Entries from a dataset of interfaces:

- Opening Delimiter -

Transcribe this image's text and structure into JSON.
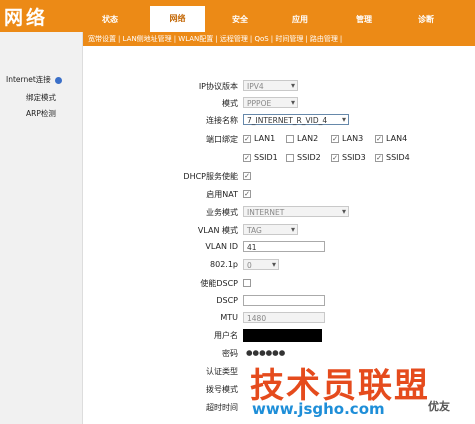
{
  "brand": "网络",
  "tabs": [
    "状态",
    "网络",
    "安全",
    "应用",
    "管理",
    "诊断"
  ],
  "subtabs": [
    "宽带设置",
    "LAN侧地址管理",
    "WLAN配置",
    "远程管理",
    "QoS",
    "时间管理",
    "路由管理"
  ],
  "sidebar": {
    "items": [
      "Internet连接",
      "绑定模式",
      "ARP检测"
    ]
  },
  "form": {
    "ip_version": {
      "label": "IP协议版本",
      "value": "IPV4"
    },
    "mode": {
      "label": "模式",
      "value": "PPPOE"
    },
    "connection": {
      "label": "连接名称",
      "value": "7_INTERNET_R_VID_4"
    },
    "port_binding": {
      "label": "端口绑定",
      "row1": [
        {
          "name": "LAN1",
          "checked": true
        },
        {
          "name": "LAN2",
          "checked": false
        },
        {
          "name": "LAN3",
          "checked": true
        },
        {
          "name": "LAN4",
          "checked": true
        }
      ],
      "row2": [
        {
          "name": "SSID1",
          "checked": true
        },
        {
          "name": "SSID2",
          "checked": false
        },
        {
          "name": "SSID3",
          "checked": true
        },
        {
          "name": "SSID4",
          "checked": true
        }
      ]
    },
    "dhcp": {
      "label": "DHCP服务使能",
      "checked": true
    },
    "nat": {
      "label": "启用NAT",
      "checked": true
    },
    "service_mode": {
      "label": "业务模式",
      "value": "INTERNET"
    },
    "vlan_mode": {
      "label": "VLAN 模式",
      "value": "TAG"
    },
    "vlan_id": {
      "label": "VLAN ID",
      "value": "41"
    },
    "p8021": {
      "label": "802.1p",
      "value": "0"
    },
    "use_dscp": {
      "label": "使能DSCP",
      "checked": false
    },
    "dscp": {
      "label": "DSCP",
      "value": ""
    },
    "mtu": {
      "label": "MTU",
      "value": "1480"
    },
    "username": {
      "label": "用户名"
    },
    "password": {
      "label": "密码",
      "value": "●●●●●●"
    },
    "auth_type": {
      "label": "认证类型"
    },
    "dial_mode": {
      "label": "拨号模式"
    },
    "timeout": {
      "label": "超时时间"
    }
  },
  "watermark": {
    "line1": "技术员联盟",
    "line2": "www.jsgho.com",
    "line3": "优友"
  }
}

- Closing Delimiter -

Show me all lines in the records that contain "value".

      "value": "IPV4"
      "value": "PPPOE"
      "value": "7_INTERNET_R_VID_4"
      "value": "INTERNET"
      "value": "TAG"
      "value": "41"
      "value": "0"
      "value": ""
      "value": "1480"
      "value": "●●●●●●"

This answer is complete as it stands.